Understanding Trigonelline in Coffee: What You Need to Know

If you are a coffee aficionado, you might have come across the term “trigonelline” and wondered what it means for your favorite brew. Trigonelline is an essential element found in coffee beans that contributes to both its taste and potential health benefits. In this article, we will delve deeper into the meaning of trigonelline and explore its significance in the world of coffee.

What is Trigonelline?

Trigonelline is a naturally occurring alkaloid compound that is primarily found in coffee beans. It is a precursor to another compound called niacin, also known as vitamin B3. Trigonelline is responsible for the unique aroma and taste that distinguishes coffee from other beverages. When coffee beans are roasted, trigonelline undergoes a transformation, resulting in the formation of various flavor compounds.

1. Trigonelline Content in Coffee Beans

The trigonelline content in coffee beans can vary depending on several factors such as the variety of coffee, the altitude at which it is grown, and the level of ripeness during harvest. Generally, Arabica coffee beans contain higher levels of trigonelline compared to Robusta beans. However, the overall trigonelline content decreases during the roasting process, leading to the production of other compounds that contribute to the unique flavor profile of the coffee.

2. Role in Coffee Aroma

Trigonelline plays a crucial role in the aroma of coffee. During the roasting process, trigonelline breaks down and releases volatile compounds that contribute to the rich, captivating scent of freshly brewed coffee. These aroma compounds are responsible for the enticing fragrance that wafts through the air when you brew a cup of coffee.

3. Taste and Flavor Profile

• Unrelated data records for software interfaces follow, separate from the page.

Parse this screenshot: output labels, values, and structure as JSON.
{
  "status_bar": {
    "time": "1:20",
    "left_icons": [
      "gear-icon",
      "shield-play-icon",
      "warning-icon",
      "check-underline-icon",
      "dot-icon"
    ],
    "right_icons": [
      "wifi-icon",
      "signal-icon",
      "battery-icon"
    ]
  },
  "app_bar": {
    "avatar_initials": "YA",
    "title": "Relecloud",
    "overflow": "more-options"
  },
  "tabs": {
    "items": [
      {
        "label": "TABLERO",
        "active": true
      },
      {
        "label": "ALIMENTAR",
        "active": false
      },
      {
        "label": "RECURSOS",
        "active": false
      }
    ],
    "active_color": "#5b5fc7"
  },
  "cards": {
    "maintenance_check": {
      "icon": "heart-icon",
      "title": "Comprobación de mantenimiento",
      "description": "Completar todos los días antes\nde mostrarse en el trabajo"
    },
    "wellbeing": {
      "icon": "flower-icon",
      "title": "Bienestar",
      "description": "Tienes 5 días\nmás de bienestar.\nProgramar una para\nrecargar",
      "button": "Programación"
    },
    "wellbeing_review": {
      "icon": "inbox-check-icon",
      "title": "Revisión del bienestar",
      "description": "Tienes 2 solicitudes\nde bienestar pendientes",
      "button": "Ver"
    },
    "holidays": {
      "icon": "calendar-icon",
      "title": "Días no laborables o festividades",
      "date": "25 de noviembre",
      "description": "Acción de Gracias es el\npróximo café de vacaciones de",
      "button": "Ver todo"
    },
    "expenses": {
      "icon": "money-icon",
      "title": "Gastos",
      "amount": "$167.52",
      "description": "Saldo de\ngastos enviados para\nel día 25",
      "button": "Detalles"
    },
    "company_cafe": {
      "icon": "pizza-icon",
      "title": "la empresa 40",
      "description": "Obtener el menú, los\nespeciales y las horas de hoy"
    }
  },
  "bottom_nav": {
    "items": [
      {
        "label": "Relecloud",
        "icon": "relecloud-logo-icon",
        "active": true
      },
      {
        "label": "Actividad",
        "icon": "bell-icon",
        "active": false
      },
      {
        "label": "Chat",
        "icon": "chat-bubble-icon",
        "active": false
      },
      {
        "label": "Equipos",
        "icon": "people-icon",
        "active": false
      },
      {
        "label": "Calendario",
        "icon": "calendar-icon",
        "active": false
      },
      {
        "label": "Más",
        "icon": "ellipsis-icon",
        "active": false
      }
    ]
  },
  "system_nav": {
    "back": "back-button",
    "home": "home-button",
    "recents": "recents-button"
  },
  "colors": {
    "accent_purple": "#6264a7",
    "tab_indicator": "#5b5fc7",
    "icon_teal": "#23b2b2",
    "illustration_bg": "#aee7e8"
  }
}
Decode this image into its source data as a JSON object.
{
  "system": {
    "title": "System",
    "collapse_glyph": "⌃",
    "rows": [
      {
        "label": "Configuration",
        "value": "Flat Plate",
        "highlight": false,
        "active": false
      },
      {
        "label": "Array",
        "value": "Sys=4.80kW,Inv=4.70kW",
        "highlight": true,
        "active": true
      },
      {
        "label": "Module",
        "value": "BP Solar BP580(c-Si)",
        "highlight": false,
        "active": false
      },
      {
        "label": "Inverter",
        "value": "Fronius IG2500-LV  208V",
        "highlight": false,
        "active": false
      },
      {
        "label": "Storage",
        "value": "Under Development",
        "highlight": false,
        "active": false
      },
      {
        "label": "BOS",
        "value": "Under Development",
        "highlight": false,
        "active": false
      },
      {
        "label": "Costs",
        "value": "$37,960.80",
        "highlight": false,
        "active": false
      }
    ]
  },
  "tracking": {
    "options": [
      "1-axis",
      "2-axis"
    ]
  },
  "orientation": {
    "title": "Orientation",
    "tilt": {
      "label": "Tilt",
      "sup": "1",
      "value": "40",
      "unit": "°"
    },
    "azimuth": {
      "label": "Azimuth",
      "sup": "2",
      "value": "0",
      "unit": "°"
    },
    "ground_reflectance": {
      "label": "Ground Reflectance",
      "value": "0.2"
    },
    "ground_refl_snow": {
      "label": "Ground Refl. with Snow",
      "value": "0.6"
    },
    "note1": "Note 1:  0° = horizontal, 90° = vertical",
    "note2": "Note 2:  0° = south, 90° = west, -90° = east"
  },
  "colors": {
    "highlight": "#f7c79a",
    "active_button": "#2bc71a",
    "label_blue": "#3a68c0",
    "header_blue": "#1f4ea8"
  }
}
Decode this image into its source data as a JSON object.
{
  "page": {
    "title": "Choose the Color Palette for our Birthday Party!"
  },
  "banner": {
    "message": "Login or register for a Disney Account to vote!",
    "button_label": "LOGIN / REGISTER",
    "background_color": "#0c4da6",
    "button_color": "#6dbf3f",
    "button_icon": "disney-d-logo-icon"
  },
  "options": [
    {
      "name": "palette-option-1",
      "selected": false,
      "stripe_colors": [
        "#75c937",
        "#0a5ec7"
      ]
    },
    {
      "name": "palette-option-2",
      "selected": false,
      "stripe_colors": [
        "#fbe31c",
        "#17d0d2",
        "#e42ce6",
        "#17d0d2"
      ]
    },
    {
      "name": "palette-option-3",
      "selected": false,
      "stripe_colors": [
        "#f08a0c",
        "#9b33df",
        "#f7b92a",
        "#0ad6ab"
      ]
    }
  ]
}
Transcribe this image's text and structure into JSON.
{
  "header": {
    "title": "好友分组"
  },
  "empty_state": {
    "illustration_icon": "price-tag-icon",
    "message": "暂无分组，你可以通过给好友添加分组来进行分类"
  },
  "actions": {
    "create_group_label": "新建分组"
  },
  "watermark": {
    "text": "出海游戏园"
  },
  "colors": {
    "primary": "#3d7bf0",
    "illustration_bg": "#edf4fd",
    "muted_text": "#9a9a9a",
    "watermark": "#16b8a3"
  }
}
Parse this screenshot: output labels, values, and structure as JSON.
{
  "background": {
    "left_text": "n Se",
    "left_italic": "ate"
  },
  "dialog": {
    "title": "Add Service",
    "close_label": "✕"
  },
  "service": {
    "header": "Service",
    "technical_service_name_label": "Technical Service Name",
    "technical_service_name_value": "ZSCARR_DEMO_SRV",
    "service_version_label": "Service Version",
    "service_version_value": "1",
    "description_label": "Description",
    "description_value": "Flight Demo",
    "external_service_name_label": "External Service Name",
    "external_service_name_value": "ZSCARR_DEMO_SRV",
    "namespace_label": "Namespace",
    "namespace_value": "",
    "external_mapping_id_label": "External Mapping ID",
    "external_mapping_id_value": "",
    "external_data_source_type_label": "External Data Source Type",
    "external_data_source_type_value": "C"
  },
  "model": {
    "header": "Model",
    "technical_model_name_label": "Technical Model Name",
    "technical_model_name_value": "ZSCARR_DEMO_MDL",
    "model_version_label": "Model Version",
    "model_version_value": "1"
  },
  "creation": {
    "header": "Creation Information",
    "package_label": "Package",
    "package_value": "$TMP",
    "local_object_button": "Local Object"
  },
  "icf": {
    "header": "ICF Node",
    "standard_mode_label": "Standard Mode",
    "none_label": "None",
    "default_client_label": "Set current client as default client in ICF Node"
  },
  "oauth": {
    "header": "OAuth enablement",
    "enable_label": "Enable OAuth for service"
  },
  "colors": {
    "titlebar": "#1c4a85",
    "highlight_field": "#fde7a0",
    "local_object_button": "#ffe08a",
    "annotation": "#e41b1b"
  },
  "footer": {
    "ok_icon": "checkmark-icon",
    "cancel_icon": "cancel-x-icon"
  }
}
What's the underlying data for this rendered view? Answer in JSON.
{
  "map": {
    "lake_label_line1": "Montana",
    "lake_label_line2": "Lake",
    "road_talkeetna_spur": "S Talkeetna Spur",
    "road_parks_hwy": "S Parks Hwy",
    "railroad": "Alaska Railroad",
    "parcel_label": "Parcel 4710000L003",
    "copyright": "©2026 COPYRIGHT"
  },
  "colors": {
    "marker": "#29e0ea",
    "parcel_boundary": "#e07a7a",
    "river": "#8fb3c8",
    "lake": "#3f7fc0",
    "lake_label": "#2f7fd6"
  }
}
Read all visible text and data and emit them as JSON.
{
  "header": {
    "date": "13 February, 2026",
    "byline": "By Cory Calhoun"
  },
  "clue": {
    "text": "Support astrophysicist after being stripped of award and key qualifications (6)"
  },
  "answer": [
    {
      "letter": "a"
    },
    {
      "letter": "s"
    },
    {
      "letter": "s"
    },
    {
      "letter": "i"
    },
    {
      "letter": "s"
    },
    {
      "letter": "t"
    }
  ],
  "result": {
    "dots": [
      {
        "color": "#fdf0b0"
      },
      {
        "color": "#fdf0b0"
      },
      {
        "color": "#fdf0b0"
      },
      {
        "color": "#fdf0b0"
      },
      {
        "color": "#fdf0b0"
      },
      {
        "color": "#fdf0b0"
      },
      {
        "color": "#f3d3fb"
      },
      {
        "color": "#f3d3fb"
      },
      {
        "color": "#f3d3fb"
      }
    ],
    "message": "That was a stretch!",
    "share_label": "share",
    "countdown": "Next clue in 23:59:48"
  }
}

Trigonelline not only affects the aroma but also influences the taste and flavor of coffee. As the coffee beans go through the roasting process, trigonelline transforms into compounds that contribute to the distinct flavors found in different coffee varieties. It adds a sweet, caramel-like taste to the brew and enhances the overall complexity of flavors, making each cup of coffee a unique sensory experience.

4. Potential Health Benefits

Beyond its role in the taste and aroma of coffee, trigonelline may also offer some potential health benefits. Studies have suggested that trigonelline may have antioxidant, anti-inflammatory, and antimicrobial properties, which could contribute to overall well-being. However, it’s important to note that further research is needed to fully understand and confirm these potential health benefits.

5. Trigonelline Content in Different Coffee Brewing Methods

The trigonelline content in your cup of coffee can vary depending on the brewing method you choose. Here’s a comparison of trigonelline content for different coffee brewing methods:

Brewing Method Trigonelline Content
Espresso Higher concentration due to shorter extraction time
Filter Coffee Lower concentration due to longer extraction time
French Press Moderate concentration, intermediate extraction time

It’s important to note that these concentrations can vary depending on several factors, including the specific coffee beans used and individual brewing techniques.

In conclusion, trigonelline is a compound found naturally in coffee beans that contributes to its aroma, taste, and potential health benefits. Understanding the role of trigonelline in coffee can enhance your appreciation for the complexity and uniqueness of your favorite cup of joe.